▶ What the task requires
Restate all of the following data exactly, keeping any images out of the copy.

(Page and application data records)

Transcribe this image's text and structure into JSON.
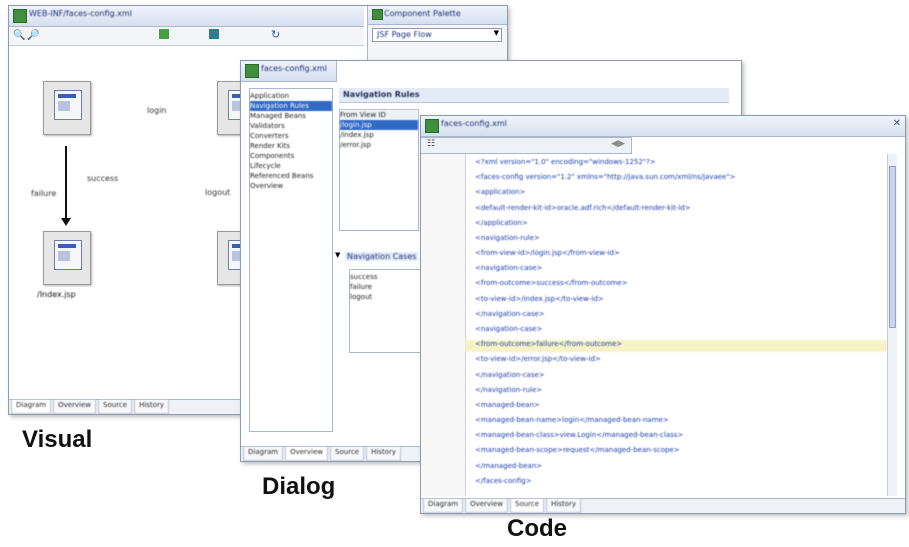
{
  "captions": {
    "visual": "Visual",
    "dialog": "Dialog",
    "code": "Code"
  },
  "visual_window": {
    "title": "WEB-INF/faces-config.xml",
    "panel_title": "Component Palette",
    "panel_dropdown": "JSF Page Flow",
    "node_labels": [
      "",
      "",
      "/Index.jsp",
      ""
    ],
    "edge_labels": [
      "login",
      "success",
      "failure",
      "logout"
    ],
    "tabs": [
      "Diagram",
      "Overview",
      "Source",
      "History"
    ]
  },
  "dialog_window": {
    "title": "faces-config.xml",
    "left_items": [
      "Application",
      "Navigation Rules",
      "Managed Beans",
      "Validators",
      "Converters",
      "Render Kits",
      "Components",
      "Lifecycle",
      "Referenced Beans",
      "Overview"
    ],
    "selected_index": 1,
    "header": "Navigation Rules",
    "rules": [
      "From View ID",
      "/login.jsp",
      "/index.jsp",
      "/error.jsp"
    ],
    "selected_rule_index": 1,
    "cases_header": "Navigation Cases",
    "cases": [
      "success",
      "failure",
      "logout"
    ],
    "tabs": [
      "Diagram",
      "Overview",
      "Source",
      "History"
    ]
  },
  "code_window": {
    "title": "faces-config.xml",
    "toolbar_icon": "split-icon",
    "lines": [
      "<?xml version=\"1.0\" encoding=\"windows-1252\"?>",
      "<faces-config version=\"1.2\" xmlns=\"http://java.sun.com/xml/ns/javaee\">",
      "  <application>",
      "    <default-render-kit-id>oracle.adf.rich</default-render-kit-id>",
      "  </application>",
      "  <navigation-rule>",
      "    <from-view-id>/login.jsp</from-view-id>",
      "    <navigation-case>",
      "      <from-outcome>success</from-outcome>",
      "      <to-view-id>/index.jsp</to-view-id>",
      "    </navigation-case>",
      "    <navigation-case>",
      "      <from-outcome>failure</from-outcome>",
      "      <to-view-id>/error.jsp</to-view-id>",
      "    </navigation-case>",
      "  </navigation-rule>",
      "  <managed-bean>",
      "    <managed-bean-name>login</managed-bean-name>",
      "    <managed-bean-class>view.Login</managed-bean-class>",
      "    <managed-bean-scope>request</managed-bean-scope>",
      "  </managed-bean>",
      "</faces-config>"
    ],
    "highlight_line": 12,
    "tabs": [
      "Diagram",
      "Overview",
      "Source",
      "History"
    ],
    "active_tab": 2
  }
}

▶ Solution to this task
Transcribe this image's text and structure into JSON.
{
  "captions": {
    "visual": "Visual",
    "dialog": "Dialog",
    "code": "Code"
  },
  "visual_window": {
    "title": "WEB-INF/faces-config.xml",
    "panel_title": "Component Palette",
    "panel_dropdown": "JSF Page Flow",
    "node_labels": [
      "",
      "",
      "/Index.jsp",
      ""
    ],
    "edge_labels": [
      "login",
      "success",
      "failure",
      "logout"
    ],
    "tabs": [
      "Diagram",
      "Overview",
      "Source",
      "History"
    ]
  },
  "dialog_window": {
    "title": "faces-config.xml",
    "left_items": [
      "Application",
      "Navigation Rules",
      "Managed Beans",
      "Validators",
      "Converters",
      "Render Kits",
      "Components",
      "Lifecycle",
      "Referenced Beans",
      "Overview"
    ],
    "selected_index": 1,
    "header": "Navigation Rules",
    "rules": [
      "From View ID",
      "/login.jsp",
      "/index.jsp",
      "/error.jsp"
    ],
    "selected_rule_index": 1,
    "cases_header": "Navigation Cases",
    "cases": [
      "success",
      "failure",
      "logout"
    ],
    "tabs": [
      "Diagram",
      "Overview",
      "Source",
      "History"
    ]
  },
  "code_window": {
    "title": "faces-config.xml",
    "toolbar_icon": "split-icon",
    "lines": [
      "<?xml version=\"1.0\" encoding=\"windows-1252\"?>",
      "<faces-config version=\"1.2\" xmlns=\"http://java.sun.com/xml/ns/javaee\">",
      "  <application>",
      "    <default-render-kit-id>oracle.adf.rich</default-render-kit-id>",
      "  </application>",
      "  <navigation-rule>",
      "    <from-view-id>/login.jsp</from-view-id>",
      "    <navigation-case>",
      "      <from-outcome>success</from-outcome>",
      "      <to-view-id>/index.jsp</to-view-id>",
      "    </navigation-case>",
      "    <navigation-case>",
      "      <from-outcome>failure</from-outcome>",
      "      <to-view-id>/error.jsp</to-view-id>",
      "    </navigation-case>",
      "  </navigation-rule>",
      "  <managed-bean>",
      "    <managed-bean-name>login</managed-bean-name>",
      "    <managed-bean-class>view.Login</managed-bean-class>",
      "    <managed-bean-scope>request</managed-bean-scope>",
      "  </managed-bean>",
      "</faces-config>"
    ],
    "highlight_line": 12,
    "tabs": [
      "Diagram",
      "Overview",
      "Source",
      "History"
    ],
    "active_tab": 2
  }
}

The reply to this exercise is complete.